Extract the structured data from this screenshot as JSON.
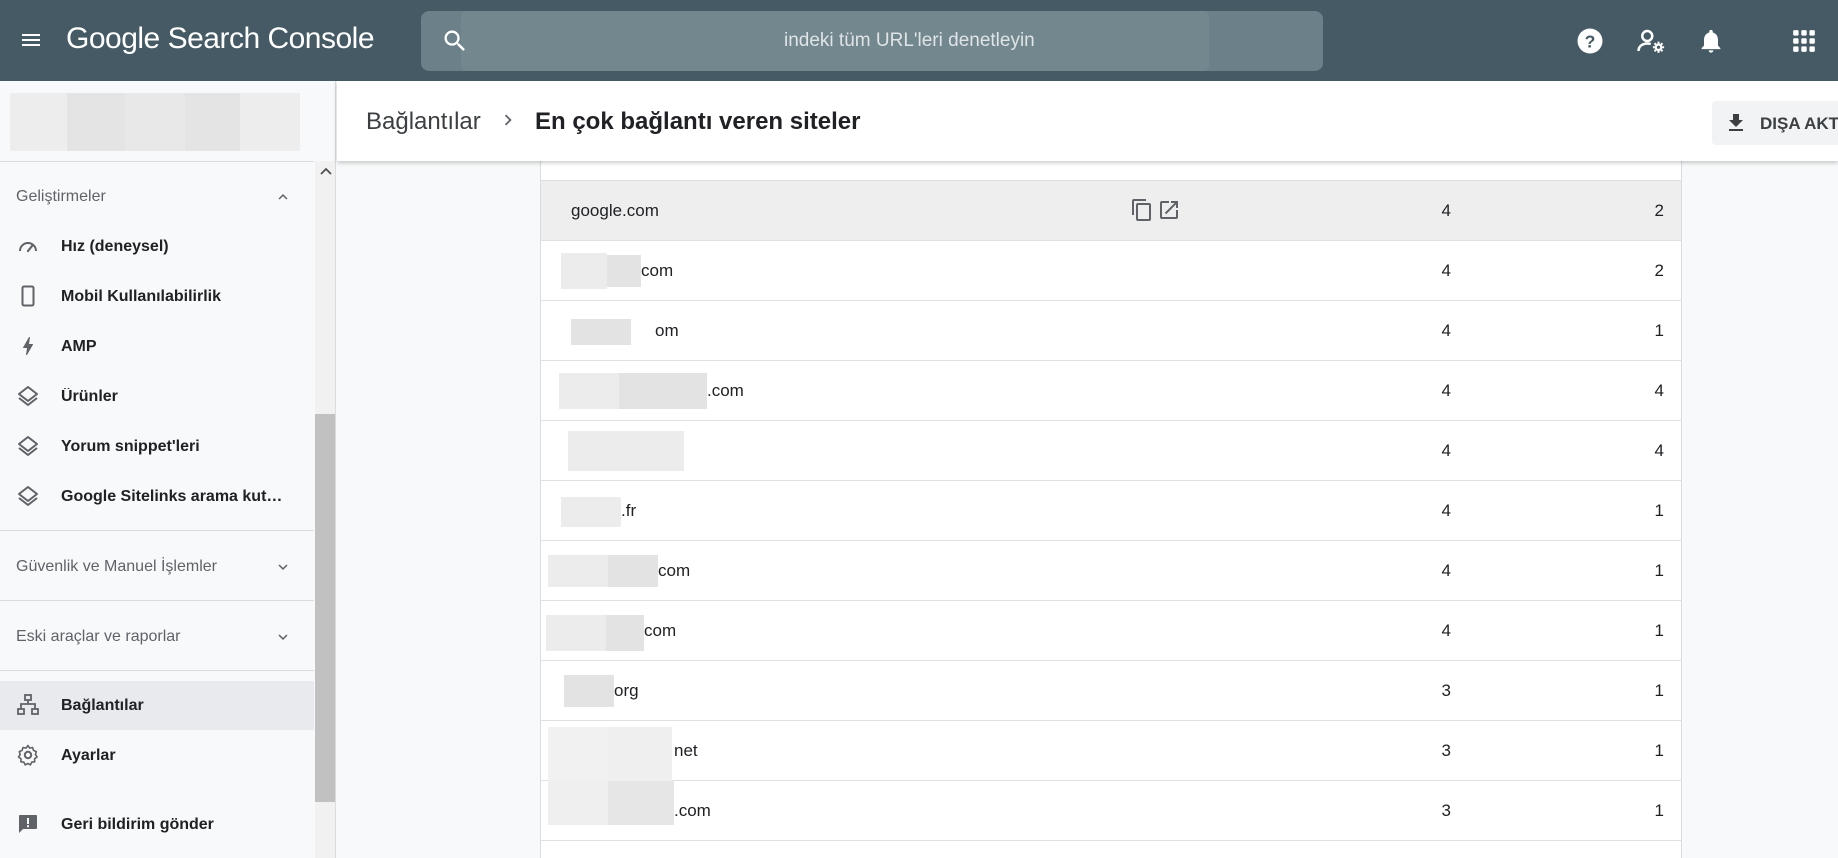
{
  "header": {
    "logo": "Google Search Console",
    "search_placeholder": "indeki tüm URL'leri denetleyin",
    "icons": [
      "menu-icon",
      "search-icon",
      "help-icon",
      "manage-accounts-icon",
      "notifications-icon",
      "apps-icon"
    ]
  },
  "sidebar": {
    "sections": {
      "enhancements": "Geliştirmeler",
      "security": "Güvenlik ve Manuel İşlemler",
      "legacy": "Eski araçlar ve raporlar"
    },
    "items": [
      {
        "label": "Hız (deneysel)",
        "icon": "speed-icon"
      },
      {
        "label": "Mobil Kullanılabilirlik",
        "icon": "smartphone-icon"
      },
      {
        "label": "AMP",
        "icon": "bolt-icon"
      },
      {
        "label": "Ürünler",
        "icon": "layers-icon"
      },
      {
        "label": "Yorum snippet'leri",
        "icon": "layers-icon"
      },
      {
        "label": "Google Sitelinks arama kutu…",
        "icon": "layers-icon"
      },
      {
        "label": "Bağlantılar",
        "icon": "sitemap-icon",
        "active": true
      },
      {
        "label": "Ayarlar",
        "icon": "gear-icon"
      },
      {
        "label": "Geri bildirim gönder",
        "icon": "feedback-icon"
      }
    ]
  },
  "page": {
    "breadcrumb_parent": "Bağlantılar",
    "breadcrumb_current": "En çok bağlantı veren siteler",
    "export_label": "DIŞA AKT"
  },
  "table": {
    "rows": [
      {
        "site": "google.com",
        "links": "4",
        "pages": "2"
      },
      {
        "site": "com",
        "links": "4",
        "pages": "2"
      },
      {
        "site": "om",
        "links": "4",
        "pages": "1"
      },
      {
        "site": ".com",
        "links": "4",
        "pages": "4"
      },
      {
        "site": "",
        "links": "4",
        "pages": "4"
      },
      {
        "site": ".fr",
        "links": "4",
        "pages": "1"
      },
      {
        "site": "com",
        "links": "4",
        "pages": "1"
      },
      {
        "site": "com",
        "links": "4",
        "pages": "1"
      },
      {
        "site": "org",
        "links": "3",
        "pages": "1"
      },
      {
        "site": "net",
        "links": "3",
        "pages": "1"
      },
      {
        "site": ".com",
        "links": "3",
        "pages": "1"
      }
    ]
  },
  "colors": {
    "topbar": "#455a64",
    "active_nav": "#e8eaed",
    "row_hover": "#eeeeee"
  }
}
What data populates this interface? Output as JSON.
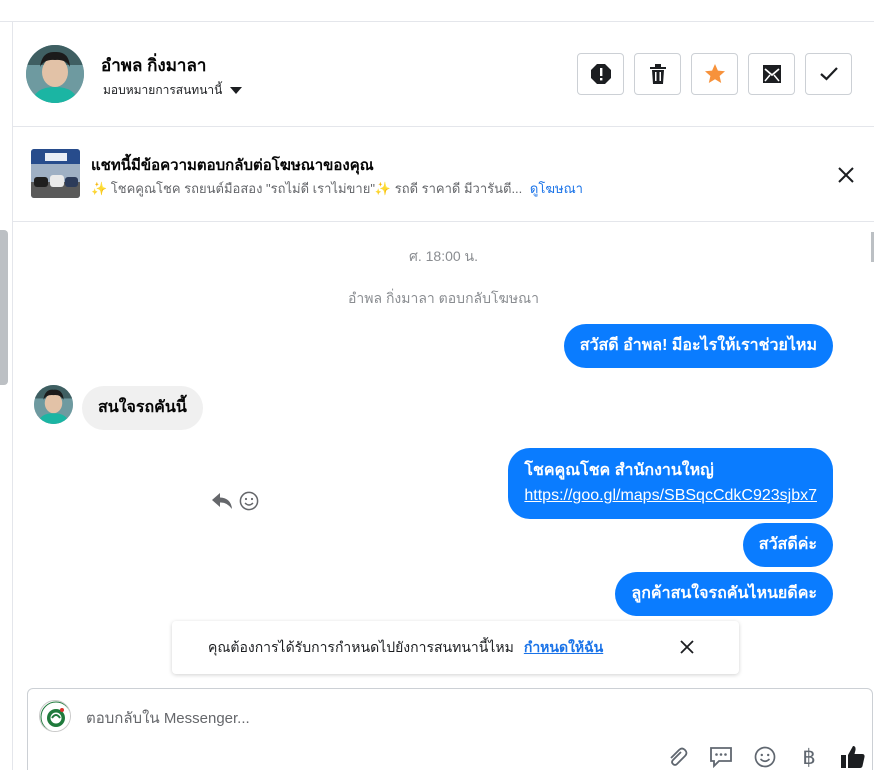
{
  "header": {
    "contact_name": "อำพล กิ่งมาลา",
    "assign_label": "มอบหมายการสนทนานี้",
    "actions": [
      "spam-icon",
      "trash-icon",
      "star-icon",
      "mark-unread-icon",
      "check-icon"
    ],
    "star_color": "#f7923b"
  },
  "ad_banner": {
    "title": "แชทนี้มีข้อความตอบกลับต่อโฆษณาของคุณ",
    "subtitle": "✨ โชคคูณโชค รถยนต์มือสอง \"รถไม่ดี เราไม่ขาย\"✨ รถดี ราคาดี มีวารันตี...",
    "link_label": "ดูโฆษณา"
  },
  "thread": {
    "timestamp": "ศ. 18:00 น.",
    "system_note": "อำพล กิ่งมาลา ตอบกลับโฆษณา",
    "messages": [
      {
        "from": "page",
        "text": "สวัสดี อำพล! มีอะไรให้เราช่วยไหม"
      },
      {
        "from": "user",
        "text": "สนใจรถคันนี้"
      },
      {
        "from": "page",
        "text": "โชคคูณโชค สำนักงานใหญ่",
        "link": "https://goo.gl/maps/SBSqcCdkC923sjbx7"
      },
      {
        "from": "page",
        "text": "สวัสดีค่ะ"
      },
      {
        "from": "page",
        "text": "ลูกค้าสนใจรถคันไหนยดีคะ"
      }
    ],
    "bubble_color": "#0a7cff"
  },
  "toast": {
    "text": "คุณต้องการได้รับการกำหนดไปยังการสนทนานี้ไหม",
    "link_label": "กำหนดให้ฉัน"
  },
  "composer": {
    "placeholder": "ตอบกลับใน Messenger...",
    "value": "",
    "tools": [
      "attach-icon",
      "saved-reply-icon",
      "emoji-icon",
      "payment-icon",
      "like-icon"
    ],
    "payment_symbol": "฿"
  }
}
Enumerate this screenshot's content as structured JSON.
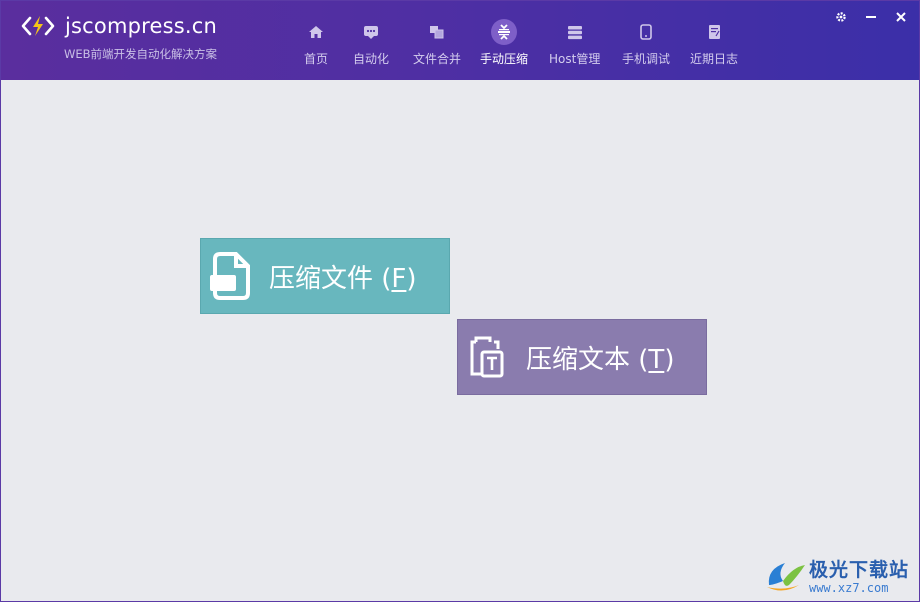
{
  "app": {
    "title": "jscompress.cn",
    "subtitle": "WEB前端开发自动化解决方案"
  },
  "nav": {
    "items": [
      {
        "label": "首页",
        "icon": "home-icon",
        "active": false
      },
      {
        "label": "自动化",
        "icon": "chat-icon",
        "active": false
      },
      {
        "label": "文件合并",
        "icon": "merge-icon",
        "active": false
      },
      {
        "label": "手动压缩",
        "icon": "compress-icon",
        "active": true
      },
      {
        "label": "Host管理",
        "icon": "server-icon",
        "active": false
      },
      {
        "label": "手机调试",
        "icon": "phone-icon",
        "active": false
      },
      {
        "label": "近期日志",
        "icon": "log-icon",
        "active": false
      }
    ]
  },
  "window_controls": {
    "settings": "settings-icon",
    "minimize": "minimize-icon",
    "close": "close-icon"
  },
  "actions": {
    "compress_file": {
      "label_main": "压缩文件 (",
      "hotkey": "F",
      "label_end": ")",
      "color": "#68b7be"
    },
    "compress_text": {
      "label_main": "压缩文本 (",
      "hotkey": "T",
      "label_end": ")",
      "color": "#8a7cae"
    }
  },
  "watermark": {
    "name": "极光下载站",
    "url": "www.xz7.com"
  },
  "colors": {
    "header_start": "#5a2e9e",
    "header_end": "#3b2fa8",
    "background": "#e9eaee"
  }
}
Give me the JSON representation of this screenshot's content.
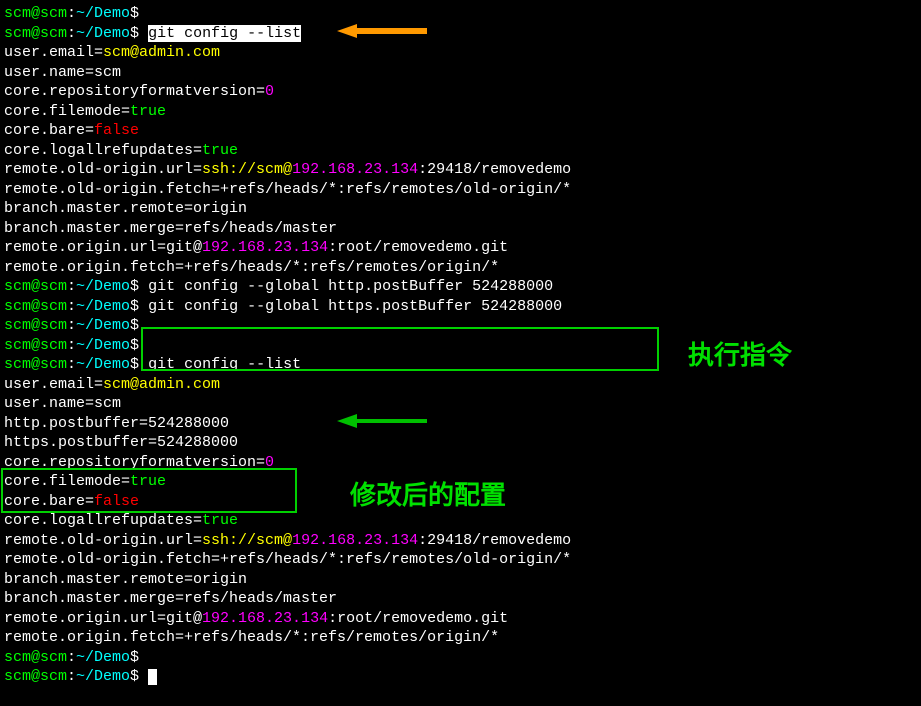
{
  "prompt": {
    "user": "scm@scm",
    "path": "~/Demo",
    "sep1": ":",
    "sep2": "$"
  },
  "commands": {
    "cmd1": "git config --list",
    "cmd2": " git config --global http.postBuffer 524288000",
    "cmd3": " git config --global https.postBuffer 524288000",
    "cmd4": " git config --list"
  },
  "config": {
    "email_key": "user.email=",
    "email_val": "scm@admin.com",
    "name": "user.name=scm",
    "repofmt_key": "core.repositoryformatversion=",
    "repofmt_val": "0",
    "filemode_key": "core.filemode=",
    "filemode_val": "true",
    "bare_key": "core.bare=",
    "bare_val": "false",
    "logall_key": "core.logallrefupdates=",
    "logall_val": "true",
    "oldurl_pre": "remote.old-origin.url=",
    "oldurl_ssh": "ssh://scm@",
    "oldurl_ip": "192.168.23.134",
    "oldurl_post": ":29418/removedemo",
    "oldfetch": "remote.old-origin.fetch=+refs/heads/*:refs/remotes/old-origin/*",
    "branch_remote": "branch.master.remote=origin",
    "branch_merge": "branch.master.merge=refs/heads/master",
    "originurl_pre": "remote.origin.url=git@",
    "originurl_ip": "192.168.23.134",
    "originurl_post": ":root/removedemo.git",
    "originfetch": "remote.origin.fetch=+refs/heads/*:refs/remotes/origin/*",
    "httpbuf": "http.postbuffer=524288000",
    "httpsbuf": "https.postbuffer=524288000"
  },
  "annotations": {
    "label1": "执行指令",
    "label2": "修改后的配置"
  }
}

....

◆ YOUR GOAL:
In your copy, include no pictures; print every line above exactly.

◆ TASK RESPONSE:
Extract the structured data from this screenshot as JSON.
{
  "header": {
    "logo": "Google Search Console",
    "search_placeholder": "indeki tüm URL'leri denetleyin",
    "icons": [
      "menu-icon",
      "search-icon",
      "help-icon",
      "manage-accounts-icon",
      "notifications-icon",
      "apps-icon"
    ]
  },
  "sidebar": {
    "sections": {
      "enhancements": "Geliştirmeler",
      "security": "Güvenlik ve Manuel İşlemler",
      "legacy": "Eski araçlar ve raporlar"
    },
    "items": [
      {
        "label": "Hız (deneysel)",
        "icon": "speed-icon"
      },
      {
        "label": "Mobil Kullanılabilirlik",
        "icon": "smartphone-icon"
      },
      {
        "label": "AMP",
        "icon": "bolt-icon"
      },
      {
        "label": "Ürünler",
        "icon": "layers-icon"
      },
      {
        "label": "Yorum snippet'leri",
        "icon": "layers-icon"
      },
      {
        "label": "Google Sitelinks arama kutu…",
        "icon": "layers-icon"
      },
      {
        "label": "Bağlantılar",
        "icon": "sitemap-icon",
        "active": true
      },
      {
        "label": "Ayarlar",
        "icon": "gear-icon"
      },
      {
        "label": "Geri bildirim gönder",
        "icon": "feedback-icon"
      }
    ]
  },
  "page": {
    "breadcrumb_parent": "Bağlantılar",
    "breadcrumb_current": "En çok bağlantı veren siteler",
    "export_label": "DIŞA AKT"
  },
  "table": {
    "rows": [
      {
        "site": "google.com",
        "links": "4",
        "pages": "2"
      },
      {
        "site": "com",
        "links": "4",
        "pages": "2"
      },
      {
        "site": "om",
        "links": "4",
        "pages": "1"
      },
      {
        "site": ".com",
        "links": "4",
        "pages": "4"
      },
      {
        "site": "",
        "links": "4",
        "pages": "4"
      },
      {
        "site": ".fr",
        "links": "4",
        "pages": "1"
      },
      {
        "site": "com",
        "links": "4",
        "pages": "1"
      },
      {
        "site": "com",
        "links": "4",
        "pages": "1"
      },
      {
        "site": "org",
        "links": "3",
        "pages": "1"
      },
      {
        "site": "net",
        "links": "3",
        "pages": "1"
      },
      {
        "site": ".com",
        "links": "3",
        "pages": "1"
      }
    ]
  },
  "colors": {
    "topbar": "#455a64",
    "active_nav": "#e8eaed",
    "row_hover": "#eeeeee"
  }
}
What data populates this interface? Output as JSON.
{
  "header": {
    "contact_name": "อำพล กิ่งมาลา",
    "assign_label": "มอบหมายการสนทนานี้",
    "actions": [
      "spam-icon",
      "trash-icon",
      "star-icon",
      "mark-unread-icon",
      "check-icon"
    ],
    "star_color": "#f7923b"
  },
  "ad_banner": {
    "title": "แชทนี้มีข้อความตอบกลับต่อโฆษณาของคุณ",
    "subtitle": "✨ โชคคูณโชค รถยนต์มือสอง \"รถไม่ดี เราไม่ขาย\"✨ รถดี ราคาดี มีวารันตี...",
    "link_label": "ดูโฆษณา"
  },
  "thread": {
    "timestamp": "ศ. 18:00 น.",
    "system_note": "อำพล กิ่งมาลา ตอบกลับโฆษณา",
    "messages": [
      {
        "from": "page",
        "text": "สวัสดี อำพล! มีอะไรให้เราช่วยไหม"
      },
      {
        "from": "user",
        "text": "สนใจรถคันนี้"
      },
      {
        "from": "page",
        "text": "โชคคูณโชค สำนักงานใหญ่",
        "link": "https://goo.gl/maps/SBSqcCdkC923sjbx7"
      },
      {
        "from": "page",
        "text": "สวัสดีค่ะ"
      },
      {
        "from": "page",
        "text": "ลูกค้าสนใจรถคันไหนยดีคะ"
      }
    ],
    "bubble_color": "#0a7cff"
  },
  "toast": {
    "text": "คุณต้องการได้รับการกำหนดไปยังการสนทนานี้ไหม",
    "link_label": "กำหนดให้ฉัน"
  },
  "composer": {
    "placeholder": "ตอบกลับใน Messenger...",
    "value": "",
    "tools": [
      "attach-icon",
      "saved-reply-icon",
      "emoji-icon",
      "payment-icon",
      "like-icon"
    ],
    "payment_symbol": "฿"
  }
}
Enumerate this screenshot's content as structured JSON.
{
  "app": {
    "title": "jscompress.cn",
    "subtitle": "WEB前端开发自动化解决方案"
  },
  "nav": {
    "items": [
      {
        "label": "首页",
        "icon": "home-icon",
        "active": false
      },
      {
        "label": "自动化",
        "icon": "chat-icon",
        "active": false
      },
      {
        "label": "文件合并",
        "icon": "merge-icon",
        "active": false
      },
      {
        "label": "手动压缩",
        "icon": "compress-icon",
        "active": true
      },
      {
        "label": "Host管理",
        "icon": "server-icon",
        "active": false
      },
      {
        "label": "手机调试",
        "icon": "phone-icon",
        "active": false
      },
      {
        "label": "近期日志",
        "icon": "log-icon",
        "active": false
      }
    ]
  },
  "window_controls": {
    "settings": "settings-icon",
    "minimize": "minimize-icon",
    "close": "close-icon"
  },
  "actions": {
    "compress_file": {
      "label_main": "压缩文件 (",
      "hotkey": "F",
      "label_end": ")",
      "color": "#68b7be"
    },
    "compress_text": {
      "label_main": "压缩文本 (",
      "hotkey": "T",
      "label_end": ")",
      "color": "#8a7cae"
    }
  },
  "watermark": {
    "name": "极光下载站",
    "url": "www.xz7.com"
  },
  "colors": {
    "header_start": "#5a2e9e",
    "header_end": "#3b2fa8",
    "background": "#e9eaee"
  }
}
Give me the JSON representation of this screenshot's content.
{
  "prompt": {
    "user": "scm@scm",
    "path": "~/Demo",
    "sep1": ":",
    "sep2": "$"
  },
  "commands": {
    "cmd1": "git config --list",
    "cmd2": " git config --global http.postBuffer 524288000",
    "cmd3": " git config --global https.postBuffer 524288000",
    "cmd4": " git config --list"
  },
  "config": {
    "email_key": "user.email=",
    "email_val": "scm@admin.com",
    "name": "user.name=scm",
    "repofmt_key": "core.repositoryformatversion=",
    "repofmt_val": "0",
    "filemode_key": "core.filemode=",
    "filemode_val": "true",
    "bare_key": "core.bare=",
    "bare_val": "false",
    "logall_key": "core.logallrefupdates=",
    "logall_val": "true",
    "oldurl_pre": "remote.old-origin.url=",
    "oldurl_ssh": "ssh://scm@",
    "oldurl_ip": "192.168.23.134",
    "oldurl_post": ":29418/removedemo",
    "oldfetch": "remote.old-origin.fetch=+refs/heads/*:refs/remotes/old-origin/*",
    "branch_remote": "branch.master.remote=origin",
    "branch_merge": "branch.master.merge=refs/heads/master",
    "originurl_pre": "remote.origin.url=git@",
    "originurl_ip": "192.168.23.134",
    "originurl_post": ":root/removedemo.git",
    "originfetch": "remote.origin.fetch=+refs/heads/*:refs/remotes/origin/*",
    "httpbuf": "http.postbuffer=524288000",
    "httpsbuf": "https.postbuffer=524288000"
  },
  "annotations": {
    "label1": "执行指令",
    "label2": "修改后的配置"
  }
}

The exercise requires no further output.